Task details:
Scan the records for "Restaurant". Report each line that includes it.

Entries from a dataset of interfaces

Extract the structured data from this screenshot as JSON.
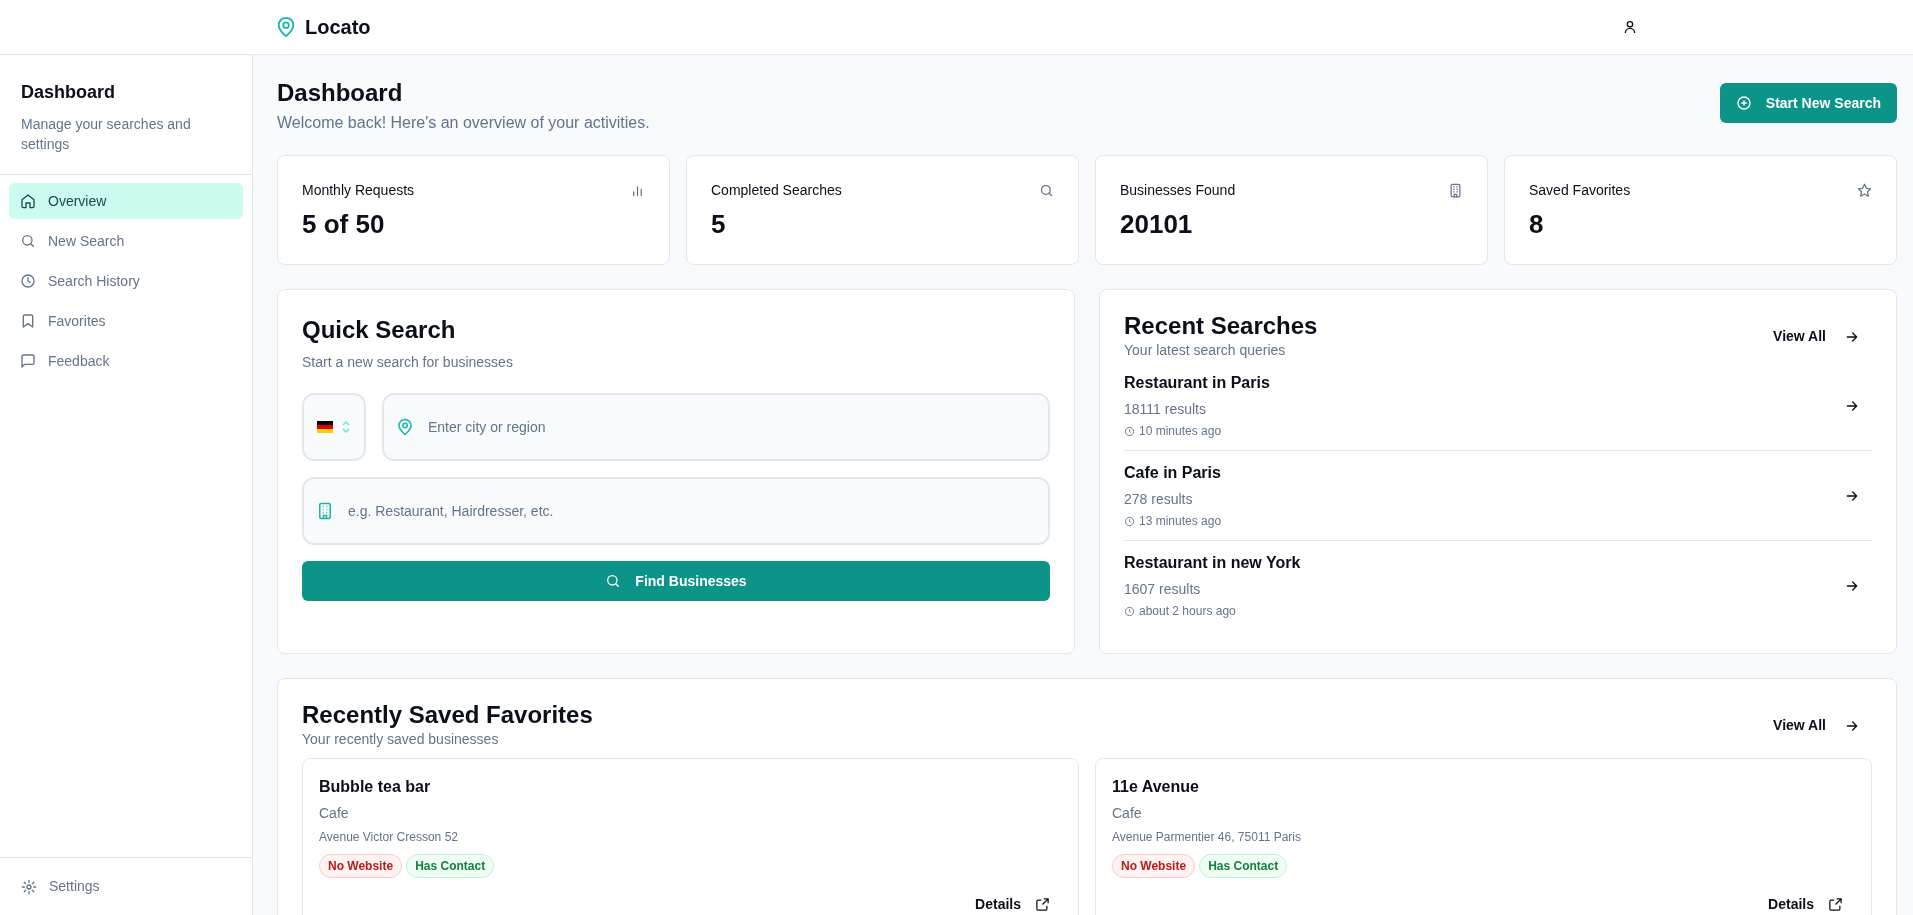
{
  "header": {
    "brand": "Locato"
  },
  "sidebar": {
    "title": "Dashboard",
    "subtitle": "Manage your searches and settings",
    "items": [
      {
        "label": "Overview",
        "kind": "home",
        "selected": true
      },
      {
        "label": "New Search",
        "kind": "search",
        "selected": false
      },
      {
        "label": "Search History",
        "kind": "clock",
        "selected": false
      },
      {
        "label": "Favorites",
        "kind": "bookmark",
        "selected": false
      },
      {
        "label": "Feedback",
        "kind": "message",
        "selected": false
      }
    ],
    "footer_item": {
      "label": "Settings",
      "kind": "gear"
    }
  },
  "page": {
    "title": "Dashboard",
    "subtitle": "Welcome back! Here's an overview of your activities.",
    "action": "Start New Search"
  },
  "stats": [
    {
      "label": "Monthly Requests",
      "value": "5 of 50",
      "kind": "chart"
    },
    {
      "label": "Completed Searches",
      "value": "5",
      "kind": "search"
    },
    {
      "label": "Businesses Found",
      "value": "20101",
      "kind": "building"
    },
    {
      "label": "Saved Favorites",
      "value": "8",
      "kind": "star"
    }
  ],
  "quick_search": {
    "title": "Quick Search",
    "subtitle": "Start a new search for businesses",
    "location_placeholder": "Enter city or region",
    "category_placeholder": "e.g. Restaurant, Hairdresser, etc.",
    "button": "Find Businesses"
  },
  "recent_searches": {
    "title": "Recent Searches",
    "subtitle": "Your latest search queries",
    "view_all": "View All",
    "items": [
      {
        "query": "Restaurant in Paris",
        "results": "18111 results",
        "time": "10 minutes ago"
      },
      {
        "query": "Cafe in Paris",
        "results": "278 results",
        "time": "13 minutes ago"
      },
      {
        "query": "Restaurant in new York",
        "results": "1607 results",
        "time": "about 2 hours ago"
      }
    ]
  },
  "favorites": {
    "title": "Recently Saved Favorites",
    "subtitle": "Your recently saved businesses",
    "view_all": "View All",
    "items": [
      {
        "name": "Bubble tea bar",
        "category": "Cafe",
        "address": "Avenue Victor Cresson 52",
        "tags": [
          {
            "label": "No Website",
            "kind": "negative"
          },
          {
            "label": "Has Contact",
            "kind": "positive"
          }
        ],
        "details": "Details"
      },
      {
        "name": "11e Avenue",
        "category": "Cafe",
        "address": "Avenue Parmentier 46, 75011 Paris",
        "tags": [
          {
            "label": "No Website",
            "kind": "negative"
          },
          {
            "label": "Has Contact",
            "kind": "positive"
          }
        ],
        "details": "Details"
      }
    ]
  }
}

Result of the task:
    "category_placeholder": "e.g. Restaurant, Hairdresser, etc.",
        "query": "Restaurant in Paris",
        "query": "Restaurant in new York",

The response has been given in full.